Flare Audio’s Calmer are tiny single-piece hearing devices that sit gently inside the ear. They’re unwired and don’t connect to an app or device. And unlike foam or wax earplugs, they’re hollow inside. Rather than muffle or remove volume entirely, the earbuds create a tiny waveguide within the shell shape of our ear that smooths out only mid-frequency sounds—those between 2 kHz and 8 kHz. They’re the car engines, machine hums, slamming doors, and piercing dog barks that progressively exhaust.
By concentrating and smoothing out those sounds, the fight-or-flight response fades. Other sounds remain clear. The brain has less work to do in filtering and adjusting as it moves through the world. We feel calmer as a result.
What I like
I immediately went for a drive after first popping them in. I soon noticed that I could keep the car’s windows down: the sound of a truck passing usually floods and befuddles my brain, but now felt like a harmless rumble. Sounds like dehumidifiers, fans, and a lawnmower next door became less noticeable. When I regularly wear the Calmer buds, I can focus on work for extended periods of time. I’m less distracted by sound. And less depleted energetically as a result.
After scanning a stream of robustly positive comments on Facebook from the autistic community, I became curious about how Calmer earbuds might work for me. Countless further client case studies illustrate how they’ve actively made a difference in the lives of those sensitive hearing disorders, too. But I feel most confident in that official consultancy reports confirm their efficacy; you can learn via various reports on their website how sound waves hit the ear with and without the buds.
Calmer earbuds are so lightweight that I couldn’t get my kitchen scale to register them at even a gram. And they’re made of a soft-touch silicone, which molds easily to fit the shape of the ear and has proved extremely durable. This means—unlike headphones or wired earbuds—I wear them through the day and barely register that they’re in.
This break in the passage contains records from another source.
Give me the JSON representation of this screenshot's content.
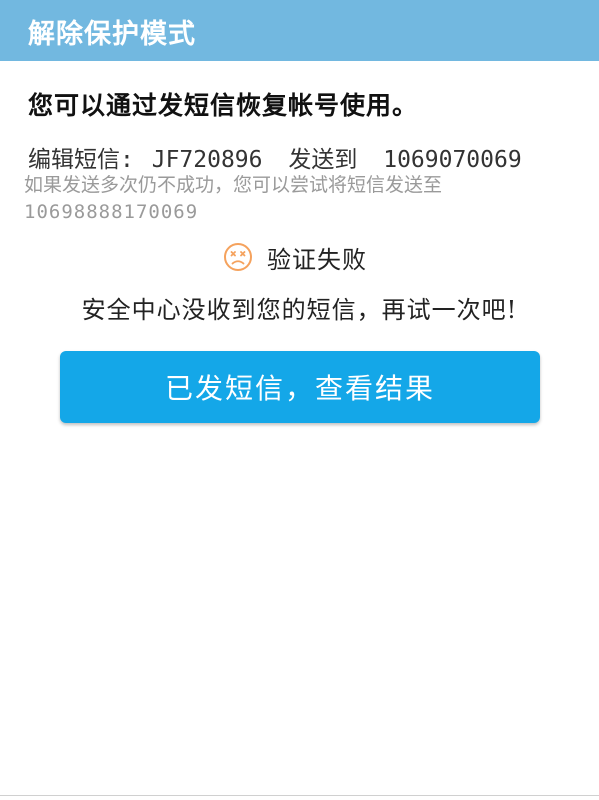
{
  "header": {
    "title": "解除保护模式"
  },
  "content": {
    "intro": "您可以通过发短信恢复帐号使用。",
    "sms": {
      "label": "编辑短信:",
      "code": "JF720896",
      "send_to_label": "发送到",
      "number": "1069070069"
    },
    "hint": {
      "text": "如果发送多次仍不成功，您可以尝试将短信发送至",
      "alt_number": "10698888170069"
    },
    "status": {
      "icon": "sad-face-icon",
      "icon_color": "#f5a25d",
      "title": "验证失败",
      "message": "安全中心没收到您的短信，再试一次吧!"
    },
    "button": {
      "label": "已发短信，查看结果",
      "color": "#14a7e8"
    }
  },
  "colors": {
    "header_bg": "#72b8e0",
    "hint_text": "#9a9a9a"
  }
}
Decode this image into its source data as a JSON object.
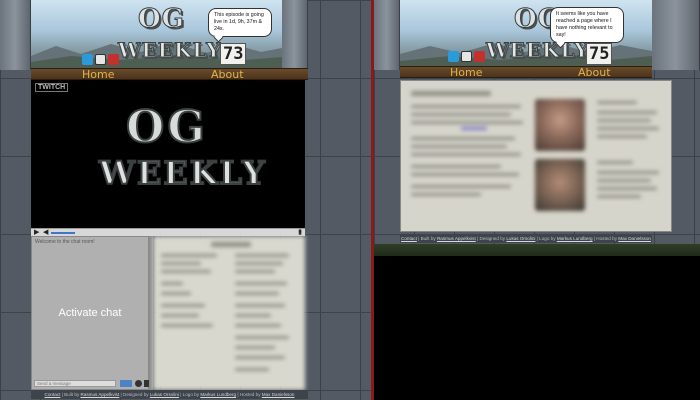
{
  "left": {
    "speech": "This episode is going live in 1d, 9h, 37m & 24s.",
    "logo_top": "OG",
    "logo_bottom": "WEEKLY",
    "episode_number": "73",
    "nav": [
      "Home",
      "About"
    ],
    "video_badge": "TWITCH",
    "video_logo_top": "OG",
    "video_logo_bottom": "WEEKLY",
    "chat_welcome": "Welcome to the chat room!",
    "chat_activate": "Activate chat",
    "chat_placeholder": "Send a message",
    "footer": {
      "contact": "Contact",
      "built_prefix": " | Built by ",
      "built_by": "Rasmus Appelkvist",
      "designed_prefix": " | Designed by ",
      "designed_by": "Lukas Orsolini",
      "logo_prefix": " | Logo by ",
      "logo_by": "Markus Lundberg",
      "hosted_prefix": " | Hosted by ",
      "hosted_by": "Max Danielsson"
    }
  },
  "right": {
    "speech": "It seems like you have reached a page where I have nothing relevant to say!",
    "logo_top": "OG",
    "logo_bottom": "WEEKLY",
    "episode_number": "75",
    "nav": [
      "Home",
      "About"
    ],
    "footer": {
      "contact": "Contact",
      "built_prefix": " | Built by ",
      "built_by": "Rasmus Appelkvist",
      "designed_prefix": " | Designed by ",
      "designed_by": "Lukas Orsolini",
      "logo_prefix": " | Logo by ",
      "logo_by": "Markus Lundberg",
      "hosted_prefix": " | Hosted by ",
      "hosted_by": "Max Danielsson"
    }
  },
  "colors": {
    "nav_text": "#e3b34a",
    "divider": "#8a1a1a",
    "chat_send": "#4d82c4"
  }
}
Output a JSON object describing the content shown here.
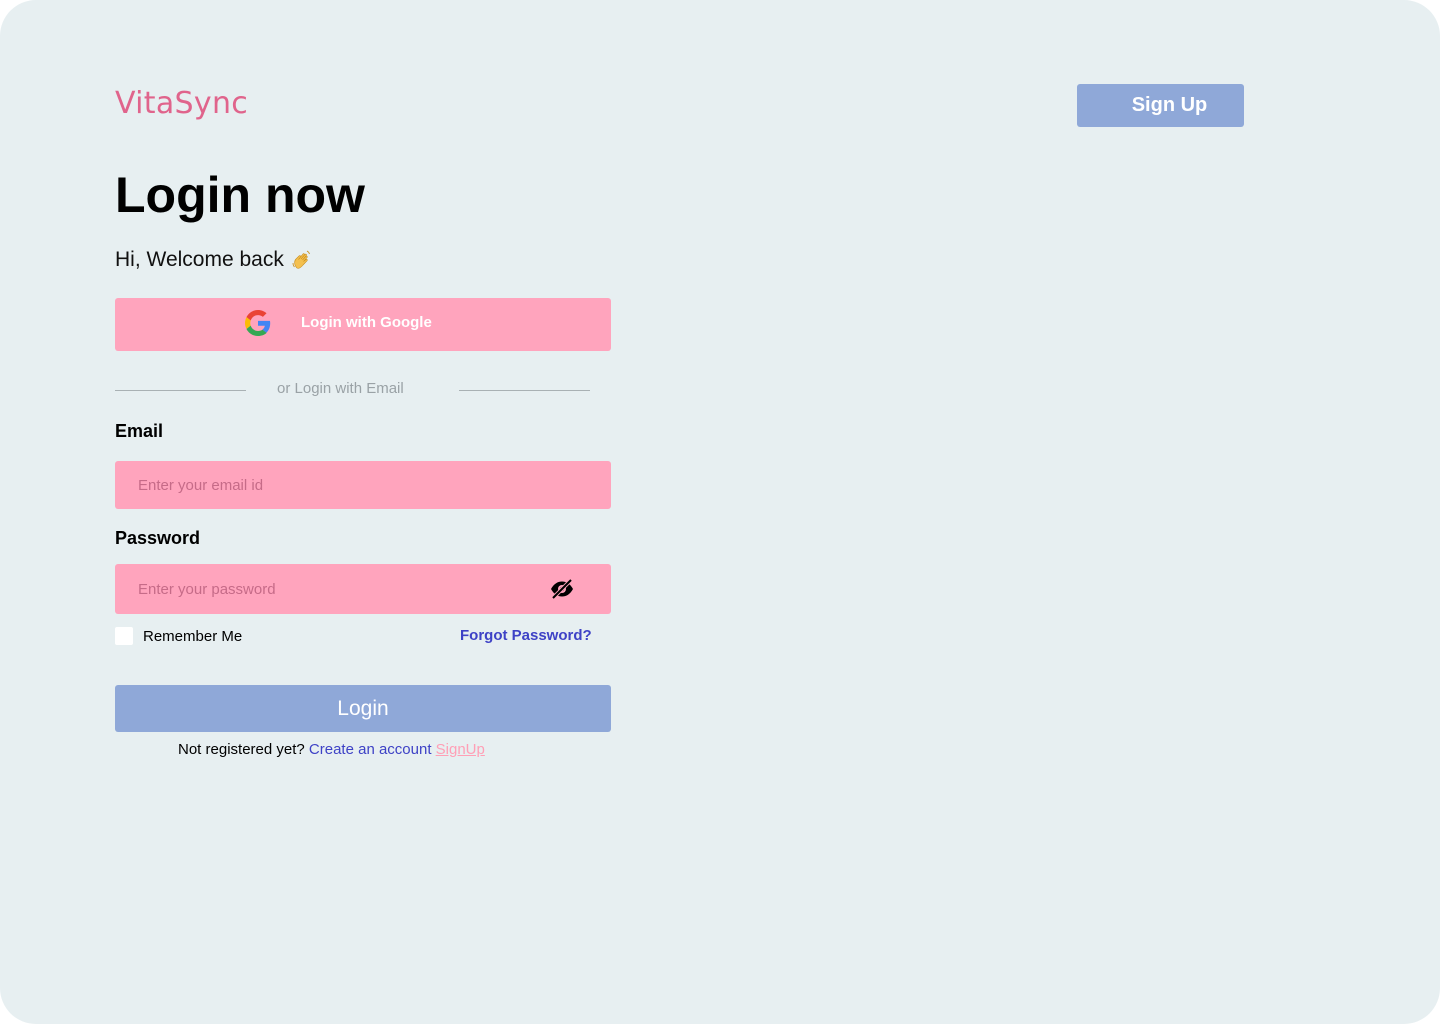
{
  "brand": {
    "logo_text": "VitaSync",
    "logo_color": "#e0648c"
  },
  "header": {
    "signup_label": "Sign Up"
  },
  "main": {
    "title": "Login now",
    "welcome_text": "Hi, Welcome back",
    "welcome_icon": "waving-hand-icon",
    "google_button_label": "Login with Google",
    "divider_text": "or Login with Email",
    "email": {
      "label": "Email",
      "placeholder": "Enter your email id",
      "value": ""
    },
    "password": {
      "label": "Password",
      "placeholder": "Enter your password",
      "value": "",
      "toggle_icon": "eye-off-icon"
    },
    "remember_label": "Remember Me",
    "remember_checked": false,
    "forgot_label": "Forgot Password?",
    "login_label": "Login",
    "register": {
      "prompt": "Not registered yet?",
      "create_label": "Create an account",
      "signup_label": "SignUp"
    }
  },
  "colors": {
    "background": "#e7eff1",
    "pink_field": "#ffa4bd",
    "blue_button": "#8fa8d8",
    "link_blue": "#3e42c6",
    "link_pink": "#ff9fb6"
  }
}
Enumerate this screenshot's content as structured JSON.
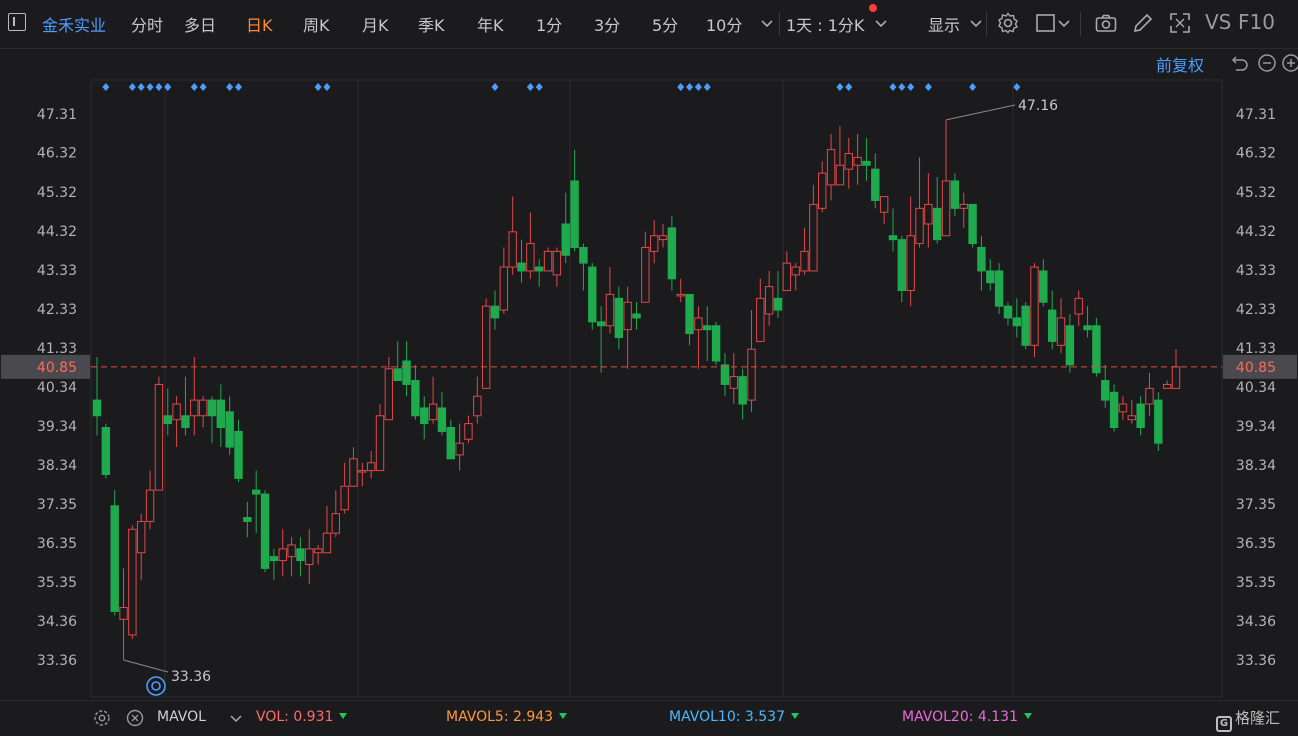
{
  "toolbar": {
    "stock_name": "金禾实业",
    "periods": [
      {
        "label": "分时",
        "active": false
      },
      {
        "label": "多日",
        "active": false
      },
      {
        "label": "日K",
        "active": true
      },
      {
        "label": "周K",
        "active": false
      },
      {
        "label": "月K",
        "active": false
      },
      {
        "label": "季K",
        "active": false
      },
      {
        "label": "年K",
        "active": false
      },
      {
        "label": "1分",
        "active": false
      },
      {
        "label": "3分",
        "active": false
      },
      {
        "label": "5分",
        "active": false
      },
      {
        "label": "10分",
        "active": false
      }
    ],
    "interval_selector": "1天 : 1分K",
    "display_label": "显示",
    "vs_label": "VS",
    "f10_label": "F10"
  },
  "chart_header": {
    "adjust_label": "前复权"
  },
  "price_axis": {
    "ticks": [
      "47.31",
      "46.32",
      "45.32",
      "44.32",
      "43.33",
      "42.33",
      "41.33",
      "40.34",
      "39.34",
      "38.34",
      "37.35",
      "36.35",
      "35.35",
      "34.36",
      "33.36"
    ],
    "current": "40.85"
  },
  "annotations": {
    "high_label": "47.16",
    "low_label": "33.36"
  },
  "colors": {
    "up": "#e04848",
    "down": "#1faa4e",
    "accent": "#4c9dff",
    "active_tab": "#ff8c3a",
    "current_line": "#e0533a"
  },
  "indicator_bar": {
    "name": "MAVOL",
    "items": [
      {
        "label": "VOL:",
        "value": "0.931",
        "color": "#ff6b6b"
      },
      {
        "label": "MAVOL5:",
        "value": "2.943",
        "color": "#ff9a3c"
      },
      {
        "label": "MAVOL10:",
        "value": "3.537",
        "color": "#4db8ff"
      },
      {
        "label": "MAVOL20:",
        "value": "4.131",
        "color": "#e86bd8"
      }
    ],
    "brand": "格隆汇"
  },
  "chart_data": {
    "type": "candlestick",
    "ylim": [
      32.9,
      48.2
    ],
    "candles": [
      [
        40.0,
        39.6,
        41.1,
        39.1
      ],
      [
        39.3,
        38.1,
        39.4,
        38.0
      ],
      [
        37.3,
        34.6,
        37.7,
        34.5
      ],
      [
        34.4,
        34.7,
        35.7,
        33.36
      ],
      [
        34.0,
        36.7,
        36.8,
        33.9
      ],
      [
        36.1,
        36.9,
        37.1,
        35.4
      ],
      [
        36.9,
        37.7,
        38.2,
        36.7
      ],
      [
        37.7,
        40.4,
        40.6,
        37.7
      ],
      [
        39.6,
        39.4,
        40.3,
        39.1
      ],
      [
        39.5,
        39.9,
        40.1,
        38.8
      ],
      [
        39.6,
        39.3,
        40.6,
        39.1
      ],
      [
        39.6,
        40.0,
        41.1,
        39.1
      ],
      [
        39.6,
        40.0,
        40.1,
        39.3
      ],
      [
        40.0,
        39.6,
        40.1,
        38.9
      ],
      [
        40.0,
        39.3,
        40.4,
        38.8
      ],
      [
        39.7,
        38.8,
        40.1,
        38.6
      ],
      [
        39.2,
        38.0,
        39.5,
        37.9
      ],
      [
        37.0,
        36.9,
        37.4,
        36.5
      ],
      [
        37.7,
        37.6,
        38.2,
        36.6
      ],
      [
        37.6,
        35.7,
        37.7,
        35.6
      ],
      [
        36.0,
        35.9,
        36.2,
        35.4
      ],
      [
        35.9,
        36.2,
        36.7,
        35.5
      ],
      [
        36.0,
        36.3,
        36.5,
        35.5
      ],
      [
        36.2,
        35.9,
        36.5,
        35.5
      ],
      [
        35.8,
        36.2,
        36.7,
        35.3
      ],
      [
        36.1,
        36.2,
        36.3,
        35.8
      ],
      [
        36.1,
        36.6,
        37.3,
        36.1
      ],
      [
        36.6,
        37.1,
        37.7,
        36.5
      ],
      [
        37.2,
        37.8,
        38.4,
        37.1
      ],
      [
        37.8,
        38.5,
        38.8,
        37.8
      ],
      [
        38.2,
        38.2,
        38.4,
        37.8
      ],
      [
        38.2,
        38.4,
        38.7,
        38.0
      ],
      [
        38.2,
        39.6,
        39.9,
        38.2
      ],
      [
        39.5,
        40.8,
        41.1,
        39.5
      ],
      [
        40.8,
        40.5,
        41.5,
        40.5
      ],
      [
        41.0,
        40.4,
        41.5,
        40.1
      ],
      [
        40.5,
        39.6,
        40.9,
        39.5
      ],
      [
        39.8,
        39.4,
        40.1,
        39.0
      ],
      [
        39.5,
        39.9,
        40.6,
        39.4
      ],
      [
        39.8,
        39.2,
        40.2,
        39.1
      ],
      [
        39.3,
        38.5,
        39.5,
        38.5
      ],
      [
        38.6,
        38.9,
        39.4,
        38.2
      ],
      [
        39.0,
        39.4,
        39.6,
        38.9
      ],
      [
        39.6,
        40.1,
        40.6,
        39.4
      ],
      [
        40.3,
        42.4,
        42.6,
        40.3
      ],
      [
        42.4,
        42.1,
        42.8,
        41.8
      ],
      [
        42.3,
        43.4,
        43.9,
        42.2
      ],
      [
        43.4,
        44.3,
        45.2,
        43.2
      ],
      [
        43.5,
        43.3,
        44.1,
        43.0
      ],
      [
        43.3,
        44.0,
        44.8,
        43.1
      ],
      [
        43.4,
        43.3,
        43.6,
        42.9
      ],
      [
        43.3,
        43.8,
        43.9,
        43.3
      ],
      [
        43.2,
        43.8,
        43.9,
        42.9
      ],
      [
        44.5,
        43.7,
        45.3,
        43.5
      ],
      [
        45.6,
        43.9,
        46.4,
        43.8
      ],
      [
        43.9,
        43.5,
        44.0,
        42.8
      ],
      [
        43.4,
        42.0,
        43.5,
        41.8
      ],
      [
        42.0,
        41.9,
        42.4,
        40.7
      ],
      [
        41.9,
        42.7,
        43.4,
        41.7
      ],
      [
        42.6,
        41.6,
        42.9,
        41.3
      ],
      [
        41.8,
        42.5,
        42.9,
        40.8
      ],
      [
        42.2,
        42.1,
        42.5,
        41.8
      ],
      [
        42.5,
        43.9,
        44.3,
        42.5
      ],
      [
        43.8,
        44.2,
        44.6,
        43.5
      ],
      [
        44.1,
        44.2,
        44.5,
        43.9
      ],
      [
        44.4,
        43.1,
        44.7,
        42.8
      ],
      [
        42.7,
        42.7,
        43.1,
        42.5
      ],
      [
        42.7,
        41.7,
        42.7,
        41.4
      ],
      [
        41.8,
        42.1,
        42.4,
        40.8
      ],
      [
        41.9,
        41.8,
        42.4,
        41.0
      ],
      [
        41.9,
        41.0,
        42.0,
        40.9
      ],
      [
        40.9,
        40.4,
        41.2,
        40.1
      ],
      [
        40.3,
        40.6,
        41.2,
        39.9
      ],
      [
        40.6,
        39.9,
        40.8,
        39.5
      ],
      [
        40.0,
        41.3,
        42.3,
        39.7
      ],
      [
        41.5,
        42.6,
        43.1,
        41.5
      ],
      [
        42.2,
        42.9,
        43.3,
        41.9
      ],
      [
        42.6,
        42.3,
        43.3,
        42.1
      ],
      [
        42.8,
        43.5,
        43.8,
        42.8
      ],
      [
        43.2,
        43.4,
        43.5,
        42.8
      ],
      [
        43.3,
        43.8,
        44.4,
        43.2
      ],
      [
        43.3,
        45.0,
        45.5,
        43.3
      ],
      [
        44.9,
        45.8,
        46.1,
        44.8
      ],
      [
        45.5,
        46.4,
        46.8,
        45.1
      ],
      [
        45.5,
        46.0,
        47.0,
        45.5
      ],
      [
        45.9,
        46.3,
        46.7,
        45.4
      ],
      [
        46.0,
        46.2,
        46.8,
        45.5
      ],
      [
        46.1,
        46.0,
        46.7,
        45.6
      ],
      [
        45.9,
        45.1,
        46.3,
        44.9
      ],
      [
        44.8,
        45.2,
        45.2,
        44.5
      ],
      [
        44.2,
        44.1,
        44.9,
        43.8
      ],
      [
        44.1,
        42.8,
        44.2,
        42.5
      ],
      [
        42.8,
        44.2,
        45.2,
        42.4
      ],
      [
        44.0,
        44.9,
        46.2,
        43.9
      ],
      [
        44.5,
        45.0,
        45.8,
        43.9
      ],
      [
        44.9,
        44.1,
        45.7,
        44.0
      ],
      [
        44.2,
        45.6,
        47.16,
        44.2
      ],
      [
        45.6,
        44.9,
        45.8,
        44.7
      ],
      [
        44.9,
        45.0,
        45.3,
        44.4
      ],
      [
        45.0,
        44.0,
        45.0,
        43.9
      ],
      [
        43.9,
        43.3,
        44.2,
        42.8
      ],
      [
        43.3,
        43.0,
        43.6,
        42.8
      ],
      [
        43.3,
        42.4,
        43.5,
        42.2
      ],
      [
        42.4,
        42.1,
        42.5,
        41.9
      ],
      [
        42.1,
        41.9,
        42.6,
        41.6
      ],
      [
        42.4,
        41.4,
        42.5,
        41.3
      ],
      [
        41.4,
        43.4,
        43.5,
        41.1
      ],
      [
        43.3,
        42.5,
        43.6,
        42.4
      ],
      [
        42.3,
        41.5,
        42.8,
        41.3
      ],
      [
        41.4,
        42.1,
        42.6,
        41.2
      ],
      [
        41.9,
        40.9,
        42.2,
        40.7
      ],
      [
        42.2,
        42.6,
        42.8,
        41.9
      ],
      [
        41.9,
        41.8,
        42.4,
        41.6
      ],
      [
        41.9,
        40.7,
        42.1,
        40.6
      ],
      [
        40.5,
        40.0,
        40.9,
        39.8
      ],
      [
        40.2,
        39.3,
        40.4,
        39.2
      ],
      [
        39.7,
        39.9,
        40.1,
        39.5
      ],
      [
        39.5,
        39.6,
        40.0,
        39.4
      ],
      [
        39.9,
        39.3,
        40.1,
        39.1
      ],
      [
        39.9,
        40.3,
        40.7,
        39.6
      ],
      [
        40.0,
        38.9,
        40.2,
        38.7
      ],
      [
        40.3,
        40.4,
        40.5,
        40.3
      ],
      [
        40.3,
        40.85,
        41.3,
        40.3
      ]
    ],
    "marker_indices": [
      1,
      4,
      5,
      6,
      7,
      8,
      11,
      12,
      15,
      16,
      25,
      26,
      45,
      49,
      50,
      66,
      67,
      68,
      69,
      84,
      85,
      90,
      91,
      92,
      94,
      99,
      104
    ]
  }
}
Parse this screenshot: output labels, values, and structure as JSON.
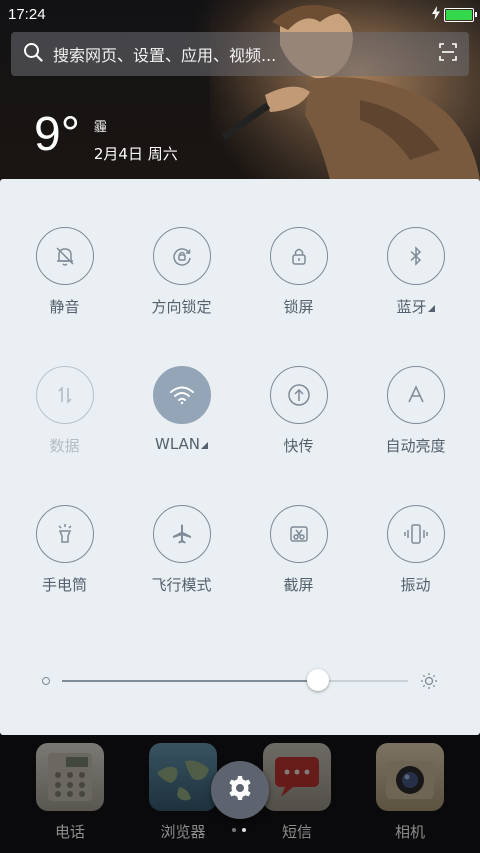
{
  "status_bar": {
    "time": "17:24",
    "battery_level": 1.0,
    "charging_icon": "bolt-icon",
    "battery_color": "#34d84a"
  },
  "search": {
    "placeholder": "搜索网页、设置、应用、视频...",
    "icon": "search-icon",
    "scan_icon": "scan-icon"
  },
  "weather": {
    "temperature": "9°",
    "condition": "霾",
    "date": "2月4日 周六"
  },
  "quick_toggles": [
    {
      "label": "静音",
      "icon": "bell-off-icon",
      "state": "off"
    },
    {
      "label": "方向锁定",
      "icon": "rotation-lock-icon",
      "state": "off"
    },
    {
      "label": "锁屏",
      "icon": "lock-icon",
      "state": "off"
    },
    {
      "label": "蓝牙",
      "icon": "bluetooth-icon",
      "state": "off"
    },
    {
      "label": "数据",
      "icon": "mobile-data-icon",
      "state": "disabled"
    },
    {
      "label": "WLAN",
      "icon": "wifi-icon",
      "state": "on"
    },
    {
      "label": "快传",
      "icon": "quick-transfer-icon",
      "state": "off"
    },
    {
      "label": "自动亮度",
      "icon": "auto-brightness-icon",
      "state": "off"
    },
    {
      "label": "手电筒",
      "icon": "flashlight-icon",
      "state": "off"
    },
    {
      "label": "飞行模式",
      "icon": "airplane-icon",
      "state": "off"
    },
    {
      "label": "截屏",
      "icon": "screenshot-icon",
      "state": "off"
    },
    {
      "label": "振动",
      "icon": "vibrate-icon",
      "state": "off"
    }
  ],
  "brightness": {
    "level": 0.74
  },
  "dock": {
    "apps": [
      {
        "label": "电话",
        "icon": "phone-icon"
      },
      {
        "label": "浏览器",
        "icon": "browser-icon"
      },
      {
        "label": "短信",
        "icon": "messages-icon"
      },
      {
        "label": "相机",
        "icon": "camera-icon"
      }
    ],
    "settings_icon": "gear-icon",
    "page_count": 2,
    "current_page": 2
  },
  "colors": {
    "panel_bg": "#e9eff2",
    "active_toggle": "#95a5b8",
    "icon_stroke": "#7f8b98"
  }
}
Calmer earbuds are about $30 a pair, making them far more affordable than many audio aids or quality noise-canceling headphones. They come in four colors: purple, mint, grey, and translucent. And they offer two sizes: standard and mini.
What I don’t like
The fit isn’t 100% secure
There are downsides to their being so subtle: If I take off a mask or sunglasses and knock one out, I might not register it’s gone. I prefer the translucent option of the four because it makes them nearly invisible. But that also makes them hard to find if I drop them in a parking lot.
After losing the standard size in my left ear (twice), I got a pair of minis. These fit even more securely. But I’m not sure I get the best effect with them, comparatively, so I use them most often in situations where I might lose the standard size. I wish there were more sizing options to fit that problem. And because they ship from the UK, it takes a few weeks for a replacement pair to come in.
Should you buy them?
If noise is sometimes a problem for you, absolutely.
Thousands of reviews show Calmer earbuds work wonders for many people with varying illnesses and sound disorders. A relatively new Calmer Pro version (at $70 a set) boasts an aluminum reflector within the silicone shell, revealing even more details in harmless sound. But as I live a relatively quiet life, I haven’t shelled out for them. If you’re more readily introduced to busy or overwhelming environments, you might want to check them out.
If looking to reduce the volume of all sound, Vibes reusable earbuds run for $26.95. If I were to get more techy, I might try Nuheara’s IQbuds MAX. They’re a hefty $500 and more for those with hearing loss than sound sensitivities. But they offer customizable noise cancellation and reduction monitored via an accompanying app.